### What you need to do
The answer must reproduce every record exactly, with all pictures omitted.

### Dataset
+ + + +

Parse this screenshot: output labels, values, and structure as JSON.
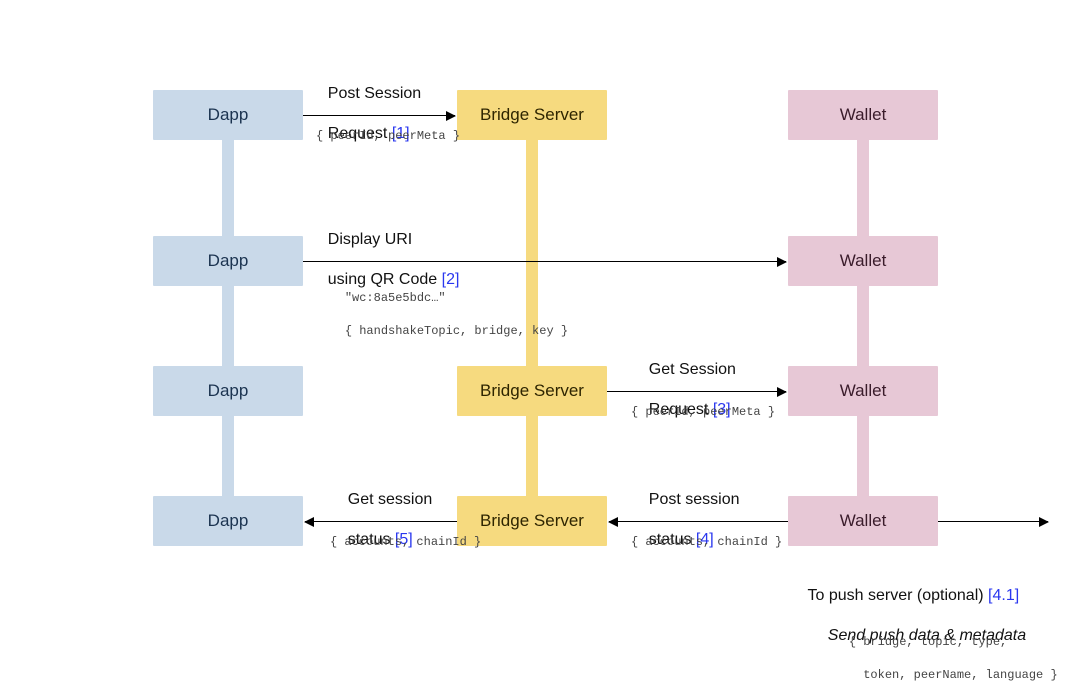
{
  "columns": {
    "dapp": "Dapp",
    "bridge": "Bridge Server",
    "wallet": "Wallet"
  },
  "steps": {
    "s1": {
      "title_l1": "Post Session",
      "title_l2": "Request ",
      "ref": "[1]",
      "payload": "{ peerId, peerMeta }"
    },
    "s2": {
      "title_l1": "Display URI",
      "title_l2": "using QR Code ",
      "ref": "[2]",
      "payload_l1": "\"wc:8a5e5bdc…\"",
      "payload_l2": "{ handshakeTopic, bridge, key }"
    },
    "s3": {
      "title_l1": "Get Session",
      "title_l2": "Request ",
      "ref": "[3]",
      "payload": "{ peerId, peerMeta }"
    },
    "s4": {
      "title_l1": "Post session",
      "title_l2": "status ",
      "ref": "[4]",
      "payload": "{ accounts, chainId }"
    },
    "s5": {
      "title_l1": "Get session",
      "title_l2": "status ",
      "ref": "[5]",
      "payload": "{ accounts, chainId }"
    },
    "s41": {
      "title": "To push server (optional) ",
      "ref": "[4.1]",
      "subtitle": "Send push data & metadata",
      "payload_l1": "{ bridge, topic, type,",
      "payload_l2": "  token, peerName, language }"
    }
  }
}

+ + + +

### Response
Parse this screenshot: output labels, values, and structure as JSON.
{
  "columns": {
    "dapp": "Dapp",
    "bridge": "Bridge Server",
    "wallet": "Wallet"
  },
  "steps": {
    "s1": {
      "title_l1": "Post Session",
      "title_l2": "Request ",
      "ref": "[1]",
      "payload": "{ peerId, peerMeta }"
    },
    "s2": {
      "title_l1": "Display URI",
      "title_l2": "using QR Code ",
      "ref": "[2]",
      "payload_l1": "\"wc:8a5e5bdc…\"",
      "payload_l2": "{ handshakeTopic, bridge, key }"
    },
    "s3": {
      "title_l1": "Get Session",
      "title_l2": "Request ",
      "ref": "[3]",
      "payload": "{ peerId, peerMeta }"
    },
    "s4": {
      "title_l1": "Post session",
      "title_l2": "status ",
      "ref": "[4]",
      "payload": "{ accounts, chainId }"
    },
    "s5": {
      "title_l1": "Get session",
      "title_l2": "status ",
      "ref": "[5]",
      "payload": "{ accounts, chainId }"
    },
    "s41": {
      "title": "To push server (optional) ",
      "ref": "[4.1]",
      "subtitle": "Send push data & metadata",
      "payload_l1": "{ bridge, topic, type,",
      "payload_l2": "  token, peerName, language }"
    }
  }
}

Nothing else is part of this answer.